The findings follow another recent poll which found almost a third of voters want to wait until the UK’s deal with the EU is clear before deciding whether to hold another independence referendum.

The YouGov survey for the pro-union Scotland in Union campaign group found 32% of Scots think the country should wait for the Brexit deal before a repeat of the 2014 ballot while 25% do not want another vote on independence until at least 2030.

Responding to the most recent poll, the SNP hailed the increase in support for independence.

SNP business convener Derek Mackay MSP said: “This poll is the latest to demonstrate that many No voters are reconsidering their opposition to independence now that Scotland faces being dragged out of the EU against our will.

“In light of the overwhelming vote to remain in the EU, it is right that the Scottish Government explores every option to protect our relationship with and place in the EU - including the option of another independence referendum if that is what it takes.

“The UK that Scotland voted to remain part of in 2014 is changing fundamentally.”

UK Government minister Andrew Dunlop said that another “divisive constitutional debate” is not want the country wants.

He said: “The arguments for Scotland remaining a part of the UK are just as compelling as they were in 2014 - in or out of the EU.
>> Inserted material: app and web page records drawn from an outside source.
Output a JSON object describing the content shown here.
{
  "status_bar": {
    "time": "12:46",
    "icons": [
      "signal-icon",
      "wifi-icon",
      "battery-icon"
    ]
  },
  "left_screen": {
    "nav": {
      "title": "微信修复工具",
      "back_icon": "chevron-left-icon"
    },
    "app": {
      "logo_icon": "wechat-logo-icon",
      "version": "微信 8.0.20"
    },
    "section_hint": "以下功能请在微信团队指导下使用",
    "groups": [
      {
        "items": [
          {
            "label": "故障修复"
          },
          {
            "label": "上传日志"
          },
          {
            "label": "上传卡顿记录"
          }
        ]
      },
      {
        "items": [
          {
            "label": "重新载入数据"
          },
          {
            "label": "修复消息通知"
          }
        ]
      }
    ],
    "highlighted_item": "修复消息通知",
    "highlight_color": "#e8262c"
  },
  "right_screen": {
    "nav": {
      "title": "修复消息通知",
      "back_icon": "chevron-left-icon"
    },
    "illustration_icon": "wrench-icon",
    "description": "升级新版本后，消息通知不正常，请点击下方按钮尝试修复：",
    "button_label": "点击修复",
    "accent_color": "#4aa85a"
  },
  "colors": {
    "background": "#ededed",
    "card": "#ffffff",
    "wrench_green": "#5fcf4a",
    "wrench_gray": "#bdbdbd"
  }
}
“The Prime Minister has been very clear that we are going to make a success of Brexit, and the focus now needs to be on collaborative working with the Scottish Government as ‘Team UK’ to ensure the best possible deal for Scotland and the rest of the UK.”

Glasgow march

Saturday’s march began in the west end of Glasgow and followed a route through Charing Cross and Sauchiehall Street towards George Square.

Campaigners waved Saltire flags and banners aloft as they wound their way slowly towards the rally in the city’s heart. They were also joined by dozens of motorcyclists - described to the crowds as “Yes bikers” - who revved their engines at intervals in support of the march.

One of those who addressed the crowd was independence campaigner and blogger Paul Kavanagh.

He said: “An official independence referendum hasn’t been called yet and it’s some way down the line before it actually takes place.

“But it’s really important that we start campaigning now for independence because we have to be ready for it when it happens.

“The last independence referendum was described constantly as (former first minister) Alex Salmond’s referendum, the SNP’s referendum, but we can’t win an independence referendum on the basis of party politics. It has to be a national movement and that’s what we’re doing here today.

“There are people here from all sorts of different parties. What we’re trying to do is shape the next independence referendum so that it’s a referendum for the whole of the people of Scotland.”

Mr Kavanagh, who praised the turnout at Saturday’s event, said: “Scotland voted by a larger majority to remain a part of the EU than it did to remain part of the UK and yet that majority can be completely discounted.

“If we want democracy in this country, if we want a government that is actually representative of what the people of Scotland want, the only way to achieve that is with independence. We’ve been let down far too often by the British state.”

Bailie Eva Bolander, SNP councillor for Glasgow’s Anderston/City ward, was among those supporting the event.

She said: “I think the turnout is fantastic, it’s fabulous. I do believe Scotland’s best future is being independent.

“(The campaign) has of course got a new impetus after the EU referendum because Scotland is completely different from the rest of the UK.

“Scotland is welcoming EU residents like myself and wants to have the connection with the EU to continue, and have an input into the EU in respect of policies.”

Activist Jason Baird said the event was about getting ready for any future independence referendum campaign.

“We’re here because there’s a massive groundswell for independence in Scotland,” he said.

“The last time we started at 30% and we ended at 45%. The No campaign started at 70% and ended at 55%. There was only one winner in the last campaign and it was the Yes movement and the Yes movement will do exactly the same thing again.”

The event was organised via social media by campaign group All Under One Banner, which later described it as “our biggest and best independence march ever” in a Facebook